Dairy buck distribution in Masaka District of Uganda

Initial Buck

Choice of the initial buck is governed by two conflicting needs. Firstly we want people to grade up as quickly as possible, in order to get a significant amount of milk from the first cross-breeds. This would favour a high-grade male. Against this is the risk that such males will fall sick and die under village conditions. The favoured grades are 75% or 87.5% dairy blood, with the higher grade goats going to the buck-keepers that we have the highest confidence in. Sometimes the male is young, and the buck-keeper must look after it for a few months before it is ready to mate.

Subsequent placed males

After the male has been in place for around 18 months, there will be daughters ready for mating. So this male is moved on to another village, and an unrelated male is brought in. The blood level of this male should be high enough that people who do not yet have cross-breeds can make good progress. But it should not be so high that those who do have cross-bred kids seriously overshoot the target of 50% dairy blood.

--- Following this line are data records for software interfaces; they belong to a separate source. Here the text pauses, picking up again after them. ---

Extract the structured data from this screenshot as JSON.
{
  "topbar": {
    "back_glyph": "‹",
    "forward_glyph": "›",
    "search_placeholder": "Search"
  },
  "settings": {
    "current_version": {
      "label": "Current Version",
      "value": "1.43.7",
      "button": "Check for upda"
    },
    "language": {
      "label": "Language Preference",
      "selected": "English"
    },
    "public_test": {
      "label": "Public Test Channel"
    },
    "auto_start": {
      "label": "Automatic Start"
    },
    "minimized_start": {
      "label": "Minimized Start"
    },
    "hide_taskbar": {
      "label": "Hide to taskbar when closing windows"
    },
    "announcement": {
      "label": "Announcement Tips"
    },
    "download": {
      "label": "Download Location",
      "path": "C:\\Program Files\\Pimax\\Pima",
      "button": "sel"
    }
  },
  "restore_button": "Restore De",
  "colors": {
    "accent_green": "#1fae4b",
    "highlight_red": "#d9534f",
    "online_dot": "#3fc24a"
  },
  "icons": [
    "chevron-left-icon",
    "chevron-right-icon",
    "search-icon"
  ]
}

A compromise of 75% is generally suitable.  When this male has been in place for a further 18 months, a third male will be brought - typically around 62.5% dairy blood.

50% bucks

The three ‘improver bucks’ described above cover a total of 4½ years. At the end of this time a majority of those interested in breeding dairy goats will have cross-breeds of some grade or other - some somewhat below the 50% target and some a little higher. At this stage, the local breeders’ groups need to identify for themselves  he best available buck of approximately 50% dairy blood. At this point the programme will stop bringing in more bucks, but will continue to support the farmer’s groups with training, advice and organising inter-group meetings.

Long-term

The long-term survival of the breeding programme depends very strongly on the establishment of breeders’ groups which will oversee the selection process. Each cluster of villages will oversee the choice of bucks and their rotation between the villages within that cluster. Occasionally exchange of bucks will occur between clusters, arranged through higher level groups.

Because transport costs are relatively high, most buck rotation will probably be as local as possible, consistent with avoiding in-breeding and improving quality.

Young dairy cross buck being delivered to Mazinga Sub-Project, Masaka 50% dairy cross buck showing high growth rate